Is this the real life? Is this just fantasy?

Posted on Oct 15 2013 - 10:08pm by Guest Writer

by Nick Barene, Sports Writer

It’s not real life, just fantasy — fantasy football that is. Fantasy football is a virtual competition that allows participants to pick players from around the National Football League and use them to compete with one another.

Each team is made up of one quarterback, two running backs, two wide receivers, one tight end, one flex player, one team’s defensive or special teams unit and one kicker. The flex player is defined as a running back, a wide receiver or a tight end.

The value of a player is determined by how well he performs in each game, and depending on how well he plays, he earns a certain amount of points. For example, this weekend, Peyton Manning of the Denver Broncos threw for 414 yards, four touchdowns and one interception against the Dallas Cowboys. He earned 1 point for every 25 passing yards, four points for each touchdown, and -2 points for his interception. This gave him a total of 36 fantasy points, which is a lot.

Different positions and point values for certain statistics can be altered to suit the players in the league. Typically, there are eight to 10 people participating in the league, although there are larger and smaller leagues.

The attraction of setting all-star lineups each week but never actually getting to see your team play against another team lies in the experience you gain through management. The participant takes over the role of general manager, picking and choosing players, setting the most effective lineup, going over stats and, most importantly, reviewing match-ups.

Match-ups are key to fantasy football success. For instance, if your quarterback is playing against a team with a stingy pass defense, you may want to swap him out for your backup quarterback who is playing a weaker team.

Another challenge that comes with fantasy football is depth. This is particularly an issue in leagues with many people, because the players who consistently put up gaudy fantasy numbers will be spread thin.

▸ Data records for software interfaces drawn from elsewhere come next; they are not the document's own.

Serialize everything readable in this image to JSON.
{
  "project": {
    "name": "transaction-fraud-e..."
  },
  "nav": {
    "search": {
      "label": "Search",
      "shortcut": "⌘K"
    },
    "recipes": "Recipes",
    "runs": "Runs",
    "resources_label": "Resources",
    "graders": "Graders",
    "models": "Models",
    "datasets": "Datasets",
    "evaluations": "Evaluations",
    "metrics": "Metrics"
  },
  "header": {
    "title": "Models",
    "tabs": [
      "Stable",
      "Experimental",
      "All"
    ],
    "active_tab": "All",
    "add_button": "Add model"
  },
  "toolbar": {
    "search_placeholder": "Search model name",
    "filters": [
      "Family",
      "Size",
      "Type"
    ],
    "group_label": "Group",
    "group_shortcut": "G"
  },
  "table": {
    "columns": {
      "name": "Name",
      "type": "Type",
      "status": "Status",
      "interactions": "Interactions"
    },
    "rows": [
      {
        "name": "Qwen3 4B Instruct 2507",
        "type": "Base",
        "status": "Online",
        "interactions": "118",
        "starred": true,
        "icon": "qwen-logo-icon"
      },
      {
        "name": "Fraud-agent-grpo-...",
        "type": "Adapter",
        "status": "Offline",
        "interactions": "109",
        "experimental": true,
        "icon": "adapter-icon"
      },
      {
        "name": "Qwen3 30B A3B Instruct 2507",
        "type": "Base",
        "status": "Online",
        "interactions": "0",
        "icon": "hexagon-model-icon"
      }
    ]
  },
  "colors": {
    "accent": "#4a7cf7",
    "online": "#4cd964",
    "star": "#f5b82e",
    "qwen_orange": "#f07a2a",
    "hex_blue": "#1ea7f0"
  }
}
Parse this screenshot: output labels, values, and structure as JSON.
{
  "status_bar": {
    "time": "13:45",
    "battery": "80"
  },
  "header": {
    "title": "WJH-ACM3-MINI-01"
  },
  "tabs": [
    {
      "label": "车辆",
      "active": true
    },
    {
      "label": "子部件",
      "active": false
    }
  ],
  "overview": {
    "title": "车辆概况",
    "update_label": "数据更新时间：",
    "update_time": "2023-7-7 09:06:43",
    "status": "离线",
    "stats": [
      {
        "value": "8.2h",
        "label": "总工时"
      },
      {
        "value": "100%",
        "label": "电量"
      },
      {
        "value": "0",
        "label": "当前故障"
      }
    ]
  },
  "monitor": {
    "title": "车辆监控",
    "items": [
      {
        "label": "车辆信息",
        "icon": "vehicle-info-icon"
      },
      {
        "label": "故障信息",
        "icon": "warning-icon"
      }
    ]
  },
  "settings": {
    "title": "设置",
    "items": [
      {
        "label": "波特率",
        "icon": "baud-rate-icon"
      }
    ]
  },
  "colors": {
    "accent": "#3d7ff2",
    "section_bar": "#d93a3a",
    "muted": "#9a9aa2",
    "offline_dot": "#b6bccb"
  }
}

This leaves managers constantly searching for the player who may not necessarily be a consistent point earner, but who is matched up with a weak opponent and has a chance to earn big points. It is also important to have depth in the event that you would like to trade for a different player, one of your players gets injured and cannot play or when one your players has a bye week and won’t be earning any points.

For someone who is not familiar with players around the NFL, fantasy football is a good way to stay updated on how players and teams league-wide are faring. Fantasy football is the ultimate game for casual fans and sports nerds alike.

The quest to be at the top of your league is a long and arduous process, but those who skillfully manage their teams will find themselves basking in the glory of a fantasy championship.